The film tells the story of a remote horse ranch in the California backcountry called Haywood Hollywood Horses where strange things are happening. Clutter is falling from the sky, electronic equipment is failing regularly, and the horses are acting increasingly startled. It’s only when the ranch owners set up security cameras in the valley that they realize the real danger is lurking behind the clouds.
This rather simple premise is unfolding a mysterious plot that involves a Wild West themed attraction park and a rather disturbing sequence on a 90’s TV series set. But I don’t wanna spoil all the fun for you – the less you know the better!
Nope is a wild mix of genres, ranging from sci-fi fantasy to horror and even western adventure. But at its heart it’s a true love-letter to the old summer blockbusters and creature films of the 80s, although realized with state-of-the-art production values and meticulous attention to detail. The visuals by director of photography Hoyte van Hoytema are incredibly stunning, but the way Peele creates atmosphere solely through sound is absolutely mind-blowing. Especially the eerie night scenes are to die for! cannot stress enough that you better see this film in IMAX, because it’s a feast for all senses.
It’s not just about spectacle and exploitation though. Nope is carried by very nuanced performances and certainly does address sensitive topics such as grief, trauma or the addiction to sensation. Jordan Peele does this by injecting a lot of subtext and subtle imagery into his film, much more than one might initially assume.
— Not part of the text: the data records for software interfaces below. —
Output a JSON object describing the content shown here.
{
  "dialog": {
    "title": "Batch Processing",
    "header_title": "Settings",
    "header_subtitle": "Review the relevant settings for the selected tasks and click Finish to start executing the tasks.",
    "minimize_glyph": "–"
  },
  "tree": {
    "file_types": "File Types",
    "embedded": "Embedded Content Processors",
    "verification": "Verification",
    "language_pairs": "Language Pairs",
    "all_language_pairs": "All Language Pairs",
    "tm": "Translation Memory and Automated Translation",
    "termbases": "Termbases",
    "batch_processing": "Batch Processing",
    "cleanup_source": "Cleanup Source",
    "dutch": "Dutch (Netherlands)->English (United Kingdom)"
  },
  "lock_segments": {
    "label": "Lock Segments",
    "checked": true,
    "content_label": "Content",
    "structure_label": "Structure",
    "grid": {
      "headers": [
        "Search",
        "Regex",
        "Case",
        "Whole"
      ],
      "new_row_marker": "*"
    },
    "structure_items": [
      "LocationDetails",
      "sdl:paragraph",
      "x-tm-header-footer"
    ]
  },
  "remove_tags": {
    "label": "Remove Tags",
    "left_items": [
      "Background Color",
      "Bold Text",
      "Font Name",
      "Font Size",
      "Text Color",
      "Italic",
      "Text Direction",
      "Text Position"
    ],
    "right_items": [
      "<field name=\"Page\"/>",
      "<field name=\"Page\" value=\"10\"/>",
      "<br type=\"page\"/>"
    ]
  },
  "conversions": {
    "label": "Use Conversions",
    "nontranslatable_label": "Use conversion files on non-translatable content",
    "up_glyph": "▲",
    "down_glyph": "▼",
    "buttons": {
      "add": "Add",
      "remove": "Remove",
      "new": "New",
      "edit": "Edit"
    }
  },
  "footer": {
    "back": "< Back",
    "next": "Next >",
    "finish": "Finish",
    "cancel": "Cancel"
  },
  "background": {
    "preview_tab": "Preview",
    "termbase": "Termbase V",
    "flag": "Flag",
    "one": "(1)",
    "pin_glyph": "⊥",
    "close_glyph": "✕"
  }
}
It’s definitely a film for people who like to decipher hidden messages and look for cross-references. But all of that is very well masked by the grandeur of the spectacle and the awe. Peele said, he wrote the script “at a time when we were a little bit worried about the future of cinema. So the first thing I knew is I wanted to create a spectacle. I wanted to create something that the audience would have to come see.”
As if that’s not enough to make you want to watch, there’s also the score from Peele regular Michael Abels. He clearly understood the notion behind the film and delivers a score that is seemingly effortlessly jumping between the works referenced above. Think of the action tracks à la John Williams or classical Bernard Hermann strings, or even – and this is particularly bizarre – old-fashioned Western themes of Ennio Moriccone. What a joy to hear new music like that in the year 2022!
But Abels also evokes (for the younger ones among you) memories of Marco Beltrami’s horror and James Newton Howard’s suspense moods. This wild cocktail surprisingly makes sense and, together with some very fine featured songs, also impresses on the soundtrack album as a wonderful listening experience. The last time I was unexpectedly blown away by a score like this was in 2015 with The Martian.